German jets, troops arrive in Turkey’s İncirlik for anti-ISIL fight
ADANA – Doğan News Agency
DHA photoThe first batch of German troops, two reconnaissance jets and an aerial refueling jet landed in Turkey’s southern İncirlik Airbase on Dec. 10 as part of a deployment in the battle against the Islamic State of Iraq and the Levant (ISIL) in Syria.
An Airbus A400M transport aircraft carrying 40 German soldiers, two Tornado reconnaissance jets and an A310 MRT aerial refueling jet landed at the İncirlik base in Turkey’s southern province of Adana on Dec. 10.
German lawmakers on Dec. 4 had authorized the deployment of up to 1,200 personnel, six Tornado reconnaissance jets, which have no offensive capability and specialize in air-to-ground reconnaissance, one tanker aircraft for refueling and a frigate to aid the French aircraft carrier Charles de Gaulle in the Mediterranean Sea to join the international military operations against ISIL, in support of France after the Nov. 13 Paris attacks.
While the 40 soldiers and two Tornado reconnaissance jets left from the Jagel military airbase in northern Germany’s Schleswig-Holstein state, the A310 MRT aerial refueling jet left separately from the Cologne-Wahn base, Agence France-Presse reported.
Four more Tornado jets are expected to arrive at the İncirlik base by early January 2016, Doğan News Agency reported.
The İncirlik base had a busy day on Dec. 10, as U.S. Air Forces’ A-10 and F-15E fighter jets along with Turkish F-16 jets were seen frequently taking off and landing.
Underlining the significance of the deployment, Schleswig-Holstein state premier Torsten Albig said at the send-off ceremony that “the future of Europe depends on this friendship” between France and Germany.

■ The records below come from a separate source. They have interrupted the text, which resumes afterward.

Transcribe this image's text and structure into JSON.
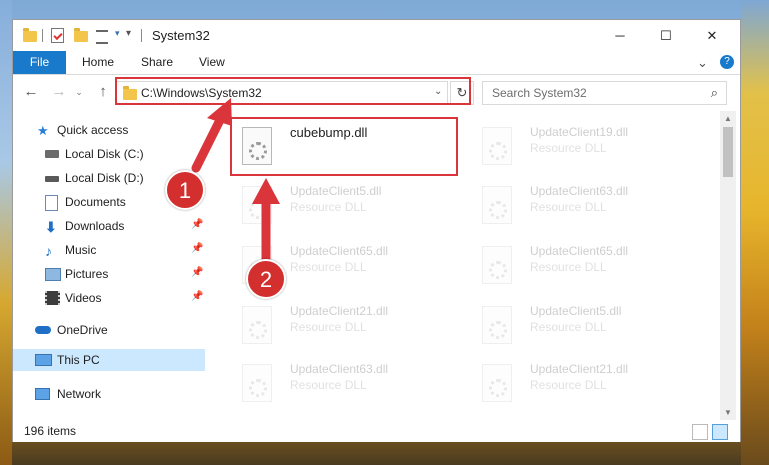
{
  "window": {
    "title": "System32",
    "controls": {
      "minimize": "─",
      "maximize": "☐",
      "close": "✕"
    }
  },
  "ribbon": {
    "file": "File",
    "tabs": [
      "Home",
      "Share",
      "View"
    ],
    "expand": "⌄",
    "help": "?"
  },
  "address": {
    "path": "C:\\Windows\\System32",
    "search_placeholder": "Search System32"
  },
  "nav": {
    "items": [
      {
        "label": "Quick access",
        "icon": "star-icon"
      },
      {
        "label": "Local Disk (C:)",
        "icon": "drive-icon"
      },
      {
        "label": "Local Disk (D:)",
        "icon": "drive-icon"
      },
      {
        "label": "Documents",
        "icon": "documents-icon"
      },
      {
        "label": "Downloads",
        "icon": "download-icon"
      },
      {
        "label": "Music",
        "icon": "music-icon"
      },
      {
        "label": "Pictures",
        "icon": "pictures-icon"
      },
      {
        "label": "Videos",
        "icon": "videos-icon"
      },
      {
        "label": "OneDrive",
        "icon": "cloud-icon"
      },
      {
        "label": "This PC",
        "icon": "computer-icon"
      },
      {
        "label": "Network",
        "icon": "network-icon"
      }
    ]
  },
  "files": {
    "highlighted": {
      "name": "cubebump.dll"
    },
    "tiles": [
      {
        "name": "UpdateClient19.dll",
        "type": "Resource DLL"
      },
      {
        "name": "UpdateClient5.dll",
        "type": "Resource DLL"
      },
      {
        "name": "UpdateClient63.dll",
        "type": "Resource DLL"
      },
      {
        "name": "UpdateClient65.dll",
        "type": "Resource DLL"
      },
      {
        "name": "UpdateClient65.dll",
        "type": "Resource DLL"
      },
      {
        "name": "UpdateClient21.dll",
        "type": "Resource DLL"
      },
      {
        "name": "UpdateClient5.dll",
        "type": "Resource DLL"
      },
      {
        "name": "UpdateClient63.dll",
        "type": "Resource DLL"
      },
      {
        "name": "UpdateClient21.dll",
        "type": "Resource DLL"
      }
    ]
  },
  "status": {
    "item_count": "196 items"
  },
  "annotations": {
    "badge1": "1",
    "badge2": "2",
    "color": "#d9353a"
  }
}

Berlin had swiftly answered France’s call for help in the fight against jihadists, even though post-war Germany has been traditionally reluctant to send troops into military missions abroad.
The six Tornados are fitted with surveillance technology that can take photos and infrared images, even at night and in bad weather, and transmit them in real time to ground stations.

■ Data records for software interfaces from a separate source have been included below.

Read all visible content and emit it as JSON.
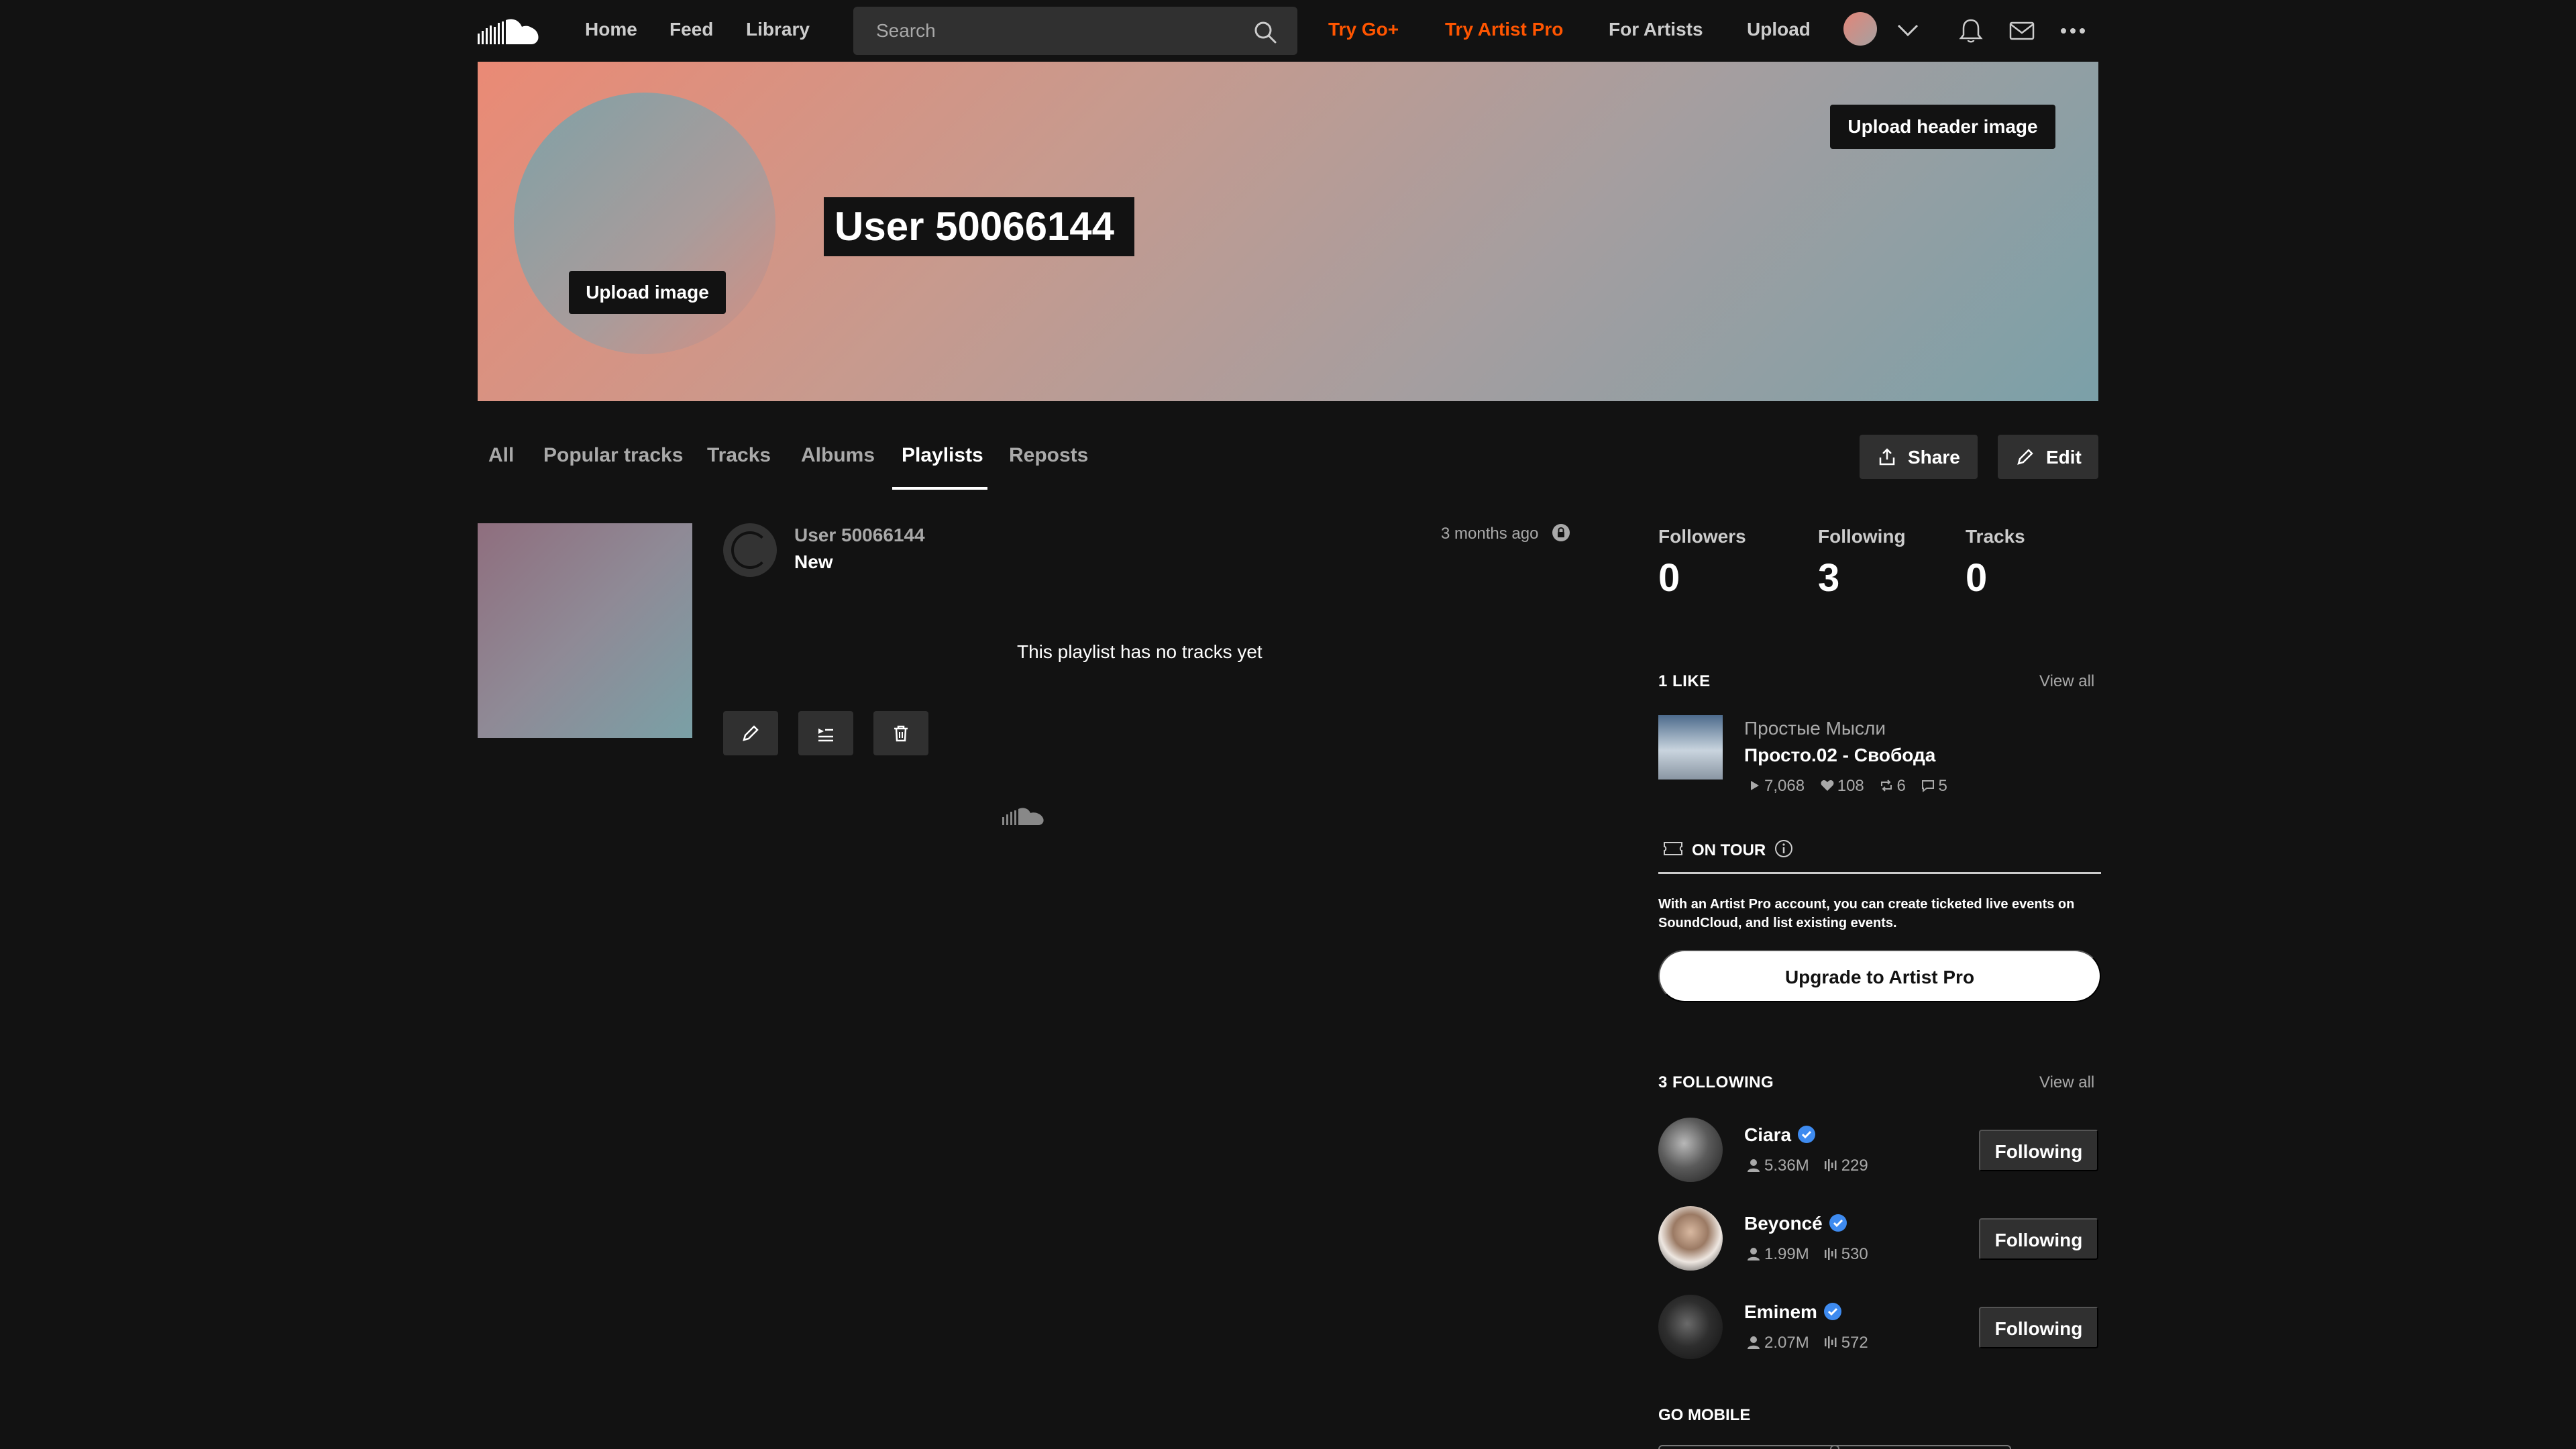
{
  "nav": {
    "logo_icon": "soundcloud-logo-icon",
    "links": [
      "Home",
      "Feed",
      "Library"
    ],
    "search_placeholder": "Search",
    "try_go_plus": "Try Go+",
    "try_artist_pro": "Try Artist Pro",
    "for_artists": "For Artists",
    "upload": "Upload",
    "accent_color": "#ff5500"
  },
  "header": {
    "username": "User 50066144",
    "upload_image_label": "Upload image",
    "upload_header_label": "Upload header image"
  },
  "tabs": {
    "items": [
      "All",
      "Popular tracks",
      "Tracks",
      "Albums",
      "Playlists",
      "Reposts"
    ],
    "active": "Playlists",
    "share_label": "Share",
    "edit_label": "Edit"
  },
  "playlist": {
    "user": "User 50066144",
    "title": "New",
    "time_ago": "3 months ago",
    "empty_message": "This playlist has no tracks yet"
  },
  "stats": {
    "followers_label": "Followers",
    "followers_value": "0",
    "following_label": "Following",
    "following_value": "3",
    "tracks_label": "Tracks",
    "tracks_value": "0"
  },
  "likes": {
    "heading": "1 LIKE",
    "view_all": "View all",
    "item": {
      "artist": "Простые Мысли",
      "track": "Просто.02 - Свобода",
      "plays": "7,068",
      "likes": "108",
      "reposts": "6",
      "comments": "5"
    }
  },
  "on_tour": {
    "label": "ON TOUR",
    "text": "With an Artist Pro account, you can create ticketed live events on SoundCloud, and list existing events.",
    "button": "Upgrade to Artist Pro"
  },
  "following": {
    "heading": "3 FOLLOWING",
    "view_all": "View all",
    "button_label": "Following",
    "verified_color": "#3e8bf0",
    "items": [
      {
        "name": "Ciara",
        "followers": "5.36M",
        "tracks": "229"
      },
      {
        "name": "Beyoncé",
        "followers": "1.99M",
        "tracks": "530"
      },
      {
        "name": "Eminem",
        "followers": "2.07M",
        "tracks": "572"
      }
    ]
  },
  "footer": {
    "go_mobile": "GO MOBILE"
  }
}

Germany has no plan to make bombing runs, unlike France, the United States and Britain.